- Know your audience. Sometimes this is not possible, but you might have to alter your presentation to be understandable. For example, non-medical people would probably glaze over if I used too many medical terms. Also, Millennials might be on their devices the entire time and not appear engaged when in fact they are communicated. Watch for audience clues such as snoring or falling asleep. It might mean it’s time for a break or change in style!
- Familiarize yourself with the room and the stage beforehand. Walk the stage, notice the lighting, which can be bright. Some stages don’t have podiums, or have monitors or tele-prompters instead. It’s always good to make sure your microphone is on!
To help calm excess energy, there are simple maneuvers you can do:
- Avoid stimulants if you are already stimulated. This means caffeine or energy drinks. Alcohol doesn’t help, so save it for after.
- Drink water. Part of the nervous system response is to dry the saliva, so water will help sooth a parched mouth or lips. It will also help dilute the excess energy in your body, and has calming effects.

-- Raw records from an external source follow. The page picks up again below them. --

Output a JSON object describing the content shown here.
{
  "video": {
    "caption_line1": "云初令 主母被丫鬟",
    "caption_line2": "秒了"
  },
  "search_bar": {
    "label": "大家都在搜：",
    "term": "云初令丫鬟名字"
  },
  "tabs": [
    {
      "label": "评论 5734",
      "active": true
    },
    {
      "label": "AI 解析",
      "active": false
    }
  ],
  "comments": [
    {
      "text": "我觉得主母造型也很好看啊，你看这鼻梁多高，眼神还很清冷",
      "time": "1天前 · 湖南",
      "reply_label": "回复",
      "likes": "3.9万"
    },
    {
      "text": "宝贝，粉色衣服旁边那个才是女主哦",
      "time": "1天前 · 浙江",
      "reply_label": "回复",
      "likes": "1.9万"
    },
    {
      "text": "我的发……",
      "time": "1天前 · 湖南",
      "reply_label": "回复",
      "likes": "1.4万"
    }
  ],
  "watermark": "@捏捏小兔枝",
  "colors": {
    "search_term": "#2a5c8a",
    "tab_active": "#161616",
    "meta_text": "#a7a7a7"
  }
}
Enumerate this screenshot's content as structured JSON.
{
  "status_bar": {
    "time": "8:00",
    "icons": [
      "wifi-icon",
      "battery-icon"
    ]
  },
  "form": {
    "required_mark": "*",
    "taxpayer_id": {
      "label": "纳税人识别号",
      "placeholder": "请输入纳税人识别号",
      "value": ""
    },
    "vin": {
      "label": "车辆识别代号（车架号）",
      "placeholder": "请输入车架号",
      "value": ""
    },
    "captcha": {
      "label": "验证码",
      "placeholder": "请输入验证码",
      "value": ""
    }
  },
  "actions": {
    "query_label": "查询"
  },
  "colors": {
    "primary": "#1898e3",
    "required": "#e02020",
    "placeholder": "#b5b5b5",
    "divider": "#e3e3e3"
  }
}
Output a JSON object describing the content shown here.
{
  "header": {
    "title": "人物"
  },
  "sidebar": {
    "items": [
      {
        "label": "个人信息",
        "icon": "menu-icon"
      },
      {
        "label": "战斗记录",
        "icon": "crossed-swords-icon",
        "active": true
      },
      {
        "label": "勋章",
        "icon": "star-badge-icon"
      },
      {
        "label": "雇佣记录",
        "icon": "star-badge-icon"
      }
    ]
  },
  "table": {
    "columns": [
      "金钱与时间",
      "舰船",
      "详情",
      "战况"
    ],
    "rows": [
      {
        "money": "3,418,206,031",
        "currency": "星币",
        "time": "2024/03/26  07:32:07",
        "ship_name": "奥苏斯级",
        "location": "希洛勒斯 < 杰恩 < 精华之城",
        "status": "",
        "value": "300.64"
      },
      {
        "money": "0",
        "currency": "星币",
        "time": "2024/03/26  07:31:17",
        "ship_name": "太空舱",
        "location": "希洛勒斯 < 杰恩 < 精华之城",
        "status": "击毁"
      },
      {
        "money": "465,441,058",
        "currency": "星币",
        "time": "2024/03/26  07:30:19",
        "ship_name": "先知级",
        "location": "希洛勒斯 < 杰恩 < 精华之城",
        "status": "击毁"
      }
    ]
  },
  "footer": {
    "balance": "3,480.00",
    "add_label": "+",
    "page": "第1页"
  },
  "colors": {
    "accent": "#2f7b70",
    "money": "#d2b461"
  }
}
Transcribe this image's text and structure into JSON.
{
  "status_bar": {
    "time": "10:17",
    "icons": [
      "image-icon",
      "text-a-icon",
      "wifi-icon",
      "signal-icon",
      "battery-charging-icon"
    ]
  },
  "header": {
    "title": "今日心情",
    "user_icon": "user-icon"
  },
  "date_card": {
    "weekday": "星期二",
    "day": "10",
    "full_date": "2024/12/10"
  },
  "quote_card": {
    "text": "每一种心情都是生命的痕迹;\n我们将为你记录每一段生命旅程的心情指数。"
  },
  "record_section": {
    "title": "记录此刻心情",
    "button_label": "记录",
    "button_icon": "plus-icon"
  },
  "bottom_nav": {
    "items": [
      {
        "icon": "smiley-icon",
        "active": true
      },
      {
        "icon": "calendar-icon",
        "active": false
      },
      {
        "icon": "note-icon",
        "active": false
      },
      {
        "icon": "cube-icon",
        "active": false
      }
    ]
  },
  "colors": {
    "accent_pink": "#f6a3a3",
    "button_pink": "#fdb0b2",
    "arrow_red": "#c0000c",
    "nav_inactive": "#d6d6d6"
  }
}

- Before the presentation, close your eyes and focus on deep breaths. This also helps slow down your nervous system and brings you to more focus. During the presentation, smile frequently and laugh appropriately. These moves can slow down the 'fight' mechanism of your nervous system.
- Take a whiff of lavender. Lavender is a natural stress reliever. Even some institutional facilities infuse lavender oil in the air to calm their residents. And you’ll smell good too.
- It’s off label, but if you have recurrent performance anxiety issues, prescription beta blockers have been used. These medications slow down your heart rate, calm tremors, and improve heart function. But they are not without risk, so they should only be used in conjunction with your physician’s advice and recommendations to do so.
Of course, if presenting or emceeing is not your passion, Mr. Mann’s Design can do that for you. We can produce, host or emcee your event, and can adapt to your needs effortlesly. Whether its an medical conference or an intimate birthday party, we do it all! Production Portfolio